Three British Christians who argued that their beliefs saw them wrongly disciplined by their employers for actions such as refusing to counsel same-sex couples have lost their legal battle at the European court of human rights.
Shirley Chaplin, Gary McFarlane and Lillian Ladele had their appeals to the Strasbourg court rejected in January as part of the same ruling as that in which Nadia Eweida, a British Airways check-in attendant, won her fight against being banned from wearing a cross at work.
The three sought to resolve the matter in the court's grand chamber, its final arbiter. However, judges at the court have rejected the request, in effect ending the legal battle.
The success for Eweida, who was awarded €2,000 (£1,600) in compensation after a seven-year struggle with the airline – a decision welcomed by David Cameron among others – partly overshadowed the contrasting judgment in the cases of Chaplin, McFarlane and Ladele.
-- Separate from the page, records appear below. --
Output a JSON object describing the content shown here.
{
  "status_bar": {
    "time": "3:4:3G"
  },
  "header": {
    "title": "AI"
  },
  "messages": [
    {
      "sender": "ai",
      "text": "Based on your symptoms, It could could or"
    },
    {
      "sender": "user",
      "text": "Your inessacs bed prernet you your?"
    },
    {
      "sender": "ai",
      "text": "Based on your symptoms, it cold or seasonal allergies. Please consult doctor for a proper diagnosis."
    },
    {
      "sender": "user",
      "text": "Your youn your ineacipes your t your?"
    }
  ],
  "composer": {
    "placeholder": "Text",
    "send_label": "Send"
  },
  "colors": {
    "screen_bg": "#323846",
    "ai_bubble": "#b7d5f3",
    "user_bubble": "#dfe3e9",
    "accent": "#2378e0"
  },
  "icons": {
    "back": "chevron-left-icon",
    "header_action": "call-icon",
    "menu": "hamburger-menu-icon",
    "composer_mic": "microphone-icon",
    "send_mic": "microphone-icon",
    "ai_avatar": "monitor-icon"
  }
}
Chaplin, 57, a geriatrics nurse from Exeter, was moved to an administrative job after she refused to take off a crucifix around her neck. Her case was rejected in January on the grounds that such an instruction was necessary for hygiene and the safety of patients and staff.
Written By: Peter Walkercontinue to source article at guardian.co.uk